Host: Is AI hackable at all? I mean, how advanced is the system when it comes to hackers?
Wyatt: This is a really interesting point because AI systems can be used both ways. For example, if you were a cunning employee you could train an AI system to speak like you and use that AI system to answer the call for the test. So you could try to fool the other AI by using AI.
Host: So it would be battle of the AI’s? Whoever’s savvier.
Wyatt: Exactly, yes. AI can be used for so many things, and it’s really one small aspect of the bigger picture, which is what happens to sick days and how do you manage that? What we’re concerned around on our end is, what kind of world do we want to create with these technologies? Because obviously it’s going to impact not just sick days but also the job situation, the democracy piece and misinformation piece - there’s a bunch of ways in which the system can be used for good and bad, and because they’re being developed so fast we’re really not ready for what’s to come in the coming years.
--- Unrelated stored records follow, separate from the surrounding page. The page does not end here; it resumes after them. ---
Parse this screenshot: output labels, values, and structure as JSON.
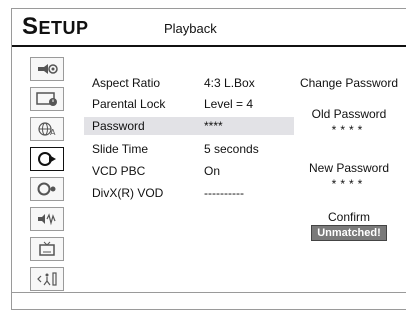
{
  "header": {
    "title_cap": "S",
    "title_rest": "ETUP",
    "section": "Playback"
  },
  "icons": [
    {
      "name": "speaker-settings-icon"
    },
    {
      "name": "clock-screen-icon"
    },
    {
      "name": "language-globe-icon"
    },
    {
      "name": "playback-icon",
      "selected": true
    },
    {
      "name": "record-icon"
    },
    {
      "name": "audio-icon"
    },
    {
      "name": "tv-icon"
    },
    {
      "name": "exit-icon"
    }
  ],
  "settings": [
    {
      "label": "Aspect Ratio",
      "value": "4:3 L.Box"
    },
    {
      "label": "Parental Lock",
      "value": "Level = 4"
    },
    {
      "label": "Password",
      "value": "****",
      "selected": true
    },
    {
      "label": "Slide Time",
      "value": "5 seconds"
    },
    {
      "label": "VCD PBC",
      "value": "On"
    },
    {
      "label": "DivX(R) VOD",
      "value": "----------"
    }
  ],
  "password_panel": {
    "title": "Change Password",
    "old_label": "Old Password",
    "old_value": "****",
    "new_label": "New Password",
    "new_value": "****",
    "confirm_label": "Confirm",
    "confirm_status": "Unmatched!"
  }
}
We’re really hoping to get that conversation started as to what are the ground rules around using AI, how do we make sure they’re used for things we want and not for others, and help society catch up and preempt what’s coming.
Host: I was talking to Carmi Levy, who’s a tech expert, earlier on in the week about someone asking AI to basically end humanity, and to get working on that problem. And it was asking other AI programs to help it. Didn’t get too far because we’re still here, but I asked if maybe we should think about bringing in the three laws of robotics from Isaac Asimov. They are: a robot may not injure a human being or through inaction allow a human being to come to harm, a robot must obey orders given to it by human beings except where such orders would conflict with the first line, a robot must protect its own existence as long as such protection does not conflict with the first or second law. Is that being built into AI systems, and should it have to by law?
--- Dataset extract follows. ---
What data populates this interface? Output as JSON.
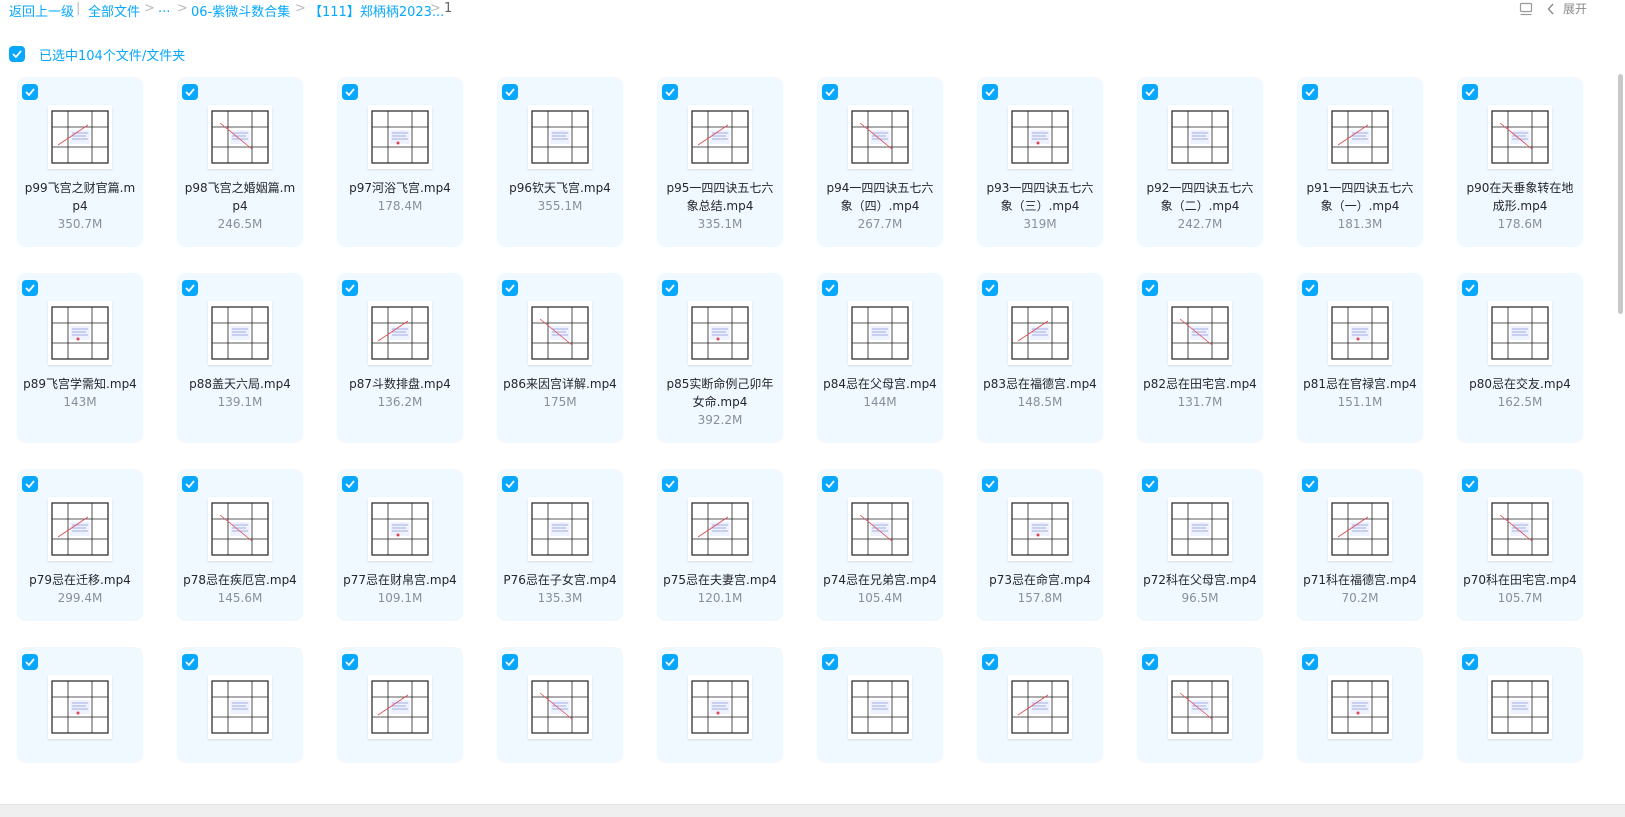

Wyatt: I think it’s one class example of the things you want AI systems to be aware of and act on. The challenge right now is the more advanced AI systems really are black boxes so what they’ll do for example in the case of the famous ChatGPT - they basically trained it with all the data on the internet and asked it to predict the next word. So what it’s done is, it has some type of internal map of the world via what it’s learned on the internet, but we don’t know what it’s learned, and we don’t know how it’s thinking. It can write some pretty impressive essays and do a bunch of fancy stuff, but we don’t know exactly how it’s doing it. So for one, we do need to make sure that we have rules; we know what rules we want it to follow. But the second piece is the technical safety piece, how do we make sure these systems are understanding those rules in a way we want them to and are not going to find really smart ways to get around them.
Host: Alright, well, a lot of questions left unanswered but that’s coming. Wyatt, thank you very much for joining us, really appreciate your time today.
Wyatt: Thank you, I appreciate it.
Host: Have a great day. Wyatt Tessari is with AIGS Canada, Co-Founder and authority dedicated to AI governance and safety.